Instructions for the task:
The answer must consist of each line below that holds the word "title", copied as it stands.

Extracted information:
---+---
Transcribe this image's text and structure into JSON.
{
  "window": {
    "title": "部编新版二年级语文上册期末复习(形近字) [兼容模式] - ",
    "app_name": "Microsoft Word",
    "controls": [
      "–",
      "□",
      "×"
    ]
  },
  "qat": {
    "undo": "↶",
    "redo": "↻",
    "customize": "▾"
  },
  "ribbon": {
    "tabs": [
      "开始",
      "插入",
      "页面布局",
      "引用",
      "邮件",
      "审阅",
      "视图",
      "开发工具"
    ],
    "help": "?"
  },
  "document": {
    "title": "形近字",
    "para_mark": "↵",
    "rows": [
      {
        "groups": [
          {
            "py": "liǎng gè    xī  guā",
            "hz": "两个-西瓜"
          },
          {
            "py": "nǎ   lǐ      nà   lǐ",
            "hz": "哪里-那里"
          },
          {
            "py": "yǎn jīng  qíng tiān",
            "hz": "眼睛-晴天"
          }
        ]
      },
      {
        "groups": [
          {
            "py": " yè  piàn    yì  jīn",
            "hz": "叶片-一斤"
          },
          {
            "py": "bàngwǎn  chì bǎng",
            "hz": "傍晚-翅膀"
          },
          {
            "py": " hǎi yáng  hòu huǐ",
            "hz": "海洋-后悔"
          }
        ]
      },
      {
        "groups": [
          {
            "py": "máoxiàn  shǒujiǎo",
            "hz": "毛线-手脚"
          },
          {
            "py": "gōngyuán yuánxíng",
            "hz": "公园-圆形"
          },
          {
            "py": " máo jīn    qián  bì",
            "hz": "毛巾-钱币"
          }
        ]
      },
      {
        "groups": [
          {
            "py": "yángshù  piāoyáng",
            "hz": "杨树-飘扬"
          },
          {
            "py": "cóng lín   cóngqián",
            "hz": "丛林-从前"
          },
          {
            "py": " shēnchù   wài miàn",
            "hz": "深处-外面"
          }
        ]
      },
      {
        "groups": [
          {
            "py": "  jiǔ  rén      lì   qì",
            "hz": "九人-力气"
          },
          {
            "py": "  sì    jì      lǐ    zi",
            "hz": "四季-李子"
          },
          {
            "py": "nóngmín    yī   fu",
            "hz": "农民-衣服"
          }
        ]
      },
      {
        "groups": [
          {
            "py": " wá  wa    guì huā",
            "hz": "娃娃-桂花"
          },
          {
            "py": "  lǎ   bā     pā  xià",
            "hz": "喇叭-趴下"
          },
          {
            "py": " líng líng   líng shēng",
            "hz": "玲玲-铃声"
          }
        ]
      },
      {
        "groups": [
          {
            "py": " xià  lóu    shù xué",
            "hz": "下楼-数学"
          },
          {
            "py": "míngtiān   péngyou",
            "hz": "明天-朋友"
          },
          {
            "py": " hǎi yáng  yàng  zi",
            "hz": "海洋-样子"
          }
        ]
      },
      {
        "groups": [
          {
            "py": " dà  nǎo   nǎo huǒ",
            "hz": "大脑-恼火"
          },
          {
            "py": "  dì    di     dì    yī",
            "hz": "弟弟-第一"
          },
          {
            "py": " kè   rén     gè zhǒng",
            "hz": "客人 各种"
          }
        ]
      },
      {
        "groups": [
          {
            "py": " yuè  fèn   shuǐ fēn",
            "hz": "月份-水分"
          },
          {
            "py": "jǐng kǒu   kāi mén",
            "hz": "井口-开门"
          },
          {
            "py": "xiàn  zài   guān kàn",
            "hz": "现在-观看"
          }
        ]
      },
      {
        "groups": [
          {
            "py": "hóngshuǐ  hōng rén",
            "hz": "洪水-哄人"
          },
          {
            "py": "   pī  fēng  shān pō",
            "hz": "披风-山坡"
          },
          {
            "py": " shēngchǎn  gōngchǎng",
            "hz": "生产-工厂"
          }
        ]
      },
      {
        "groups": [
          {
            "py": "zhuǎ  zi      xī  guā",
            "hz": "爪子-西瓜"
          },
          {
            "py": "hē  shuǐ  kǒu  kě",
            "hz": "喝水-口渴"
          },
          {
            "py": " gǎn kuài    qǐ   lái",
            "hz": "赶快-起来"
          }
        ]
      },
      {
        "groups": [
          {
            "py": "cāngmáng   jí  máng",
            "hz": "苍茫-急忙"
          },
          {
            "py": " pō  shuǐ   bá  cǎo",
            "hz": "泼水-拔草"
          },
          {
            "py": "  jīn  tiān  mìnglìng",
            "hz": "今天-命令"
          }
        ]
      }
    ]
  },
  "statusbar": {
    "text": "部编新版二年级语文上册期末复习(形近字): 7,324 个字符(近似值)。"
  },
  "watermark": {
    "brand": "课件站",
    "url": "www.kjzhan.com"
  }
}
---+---
Response to this task:
    "title": "部编新版二年级语文上册期末复习(形近字) [兼容模式] - ",
    "title": "形近字",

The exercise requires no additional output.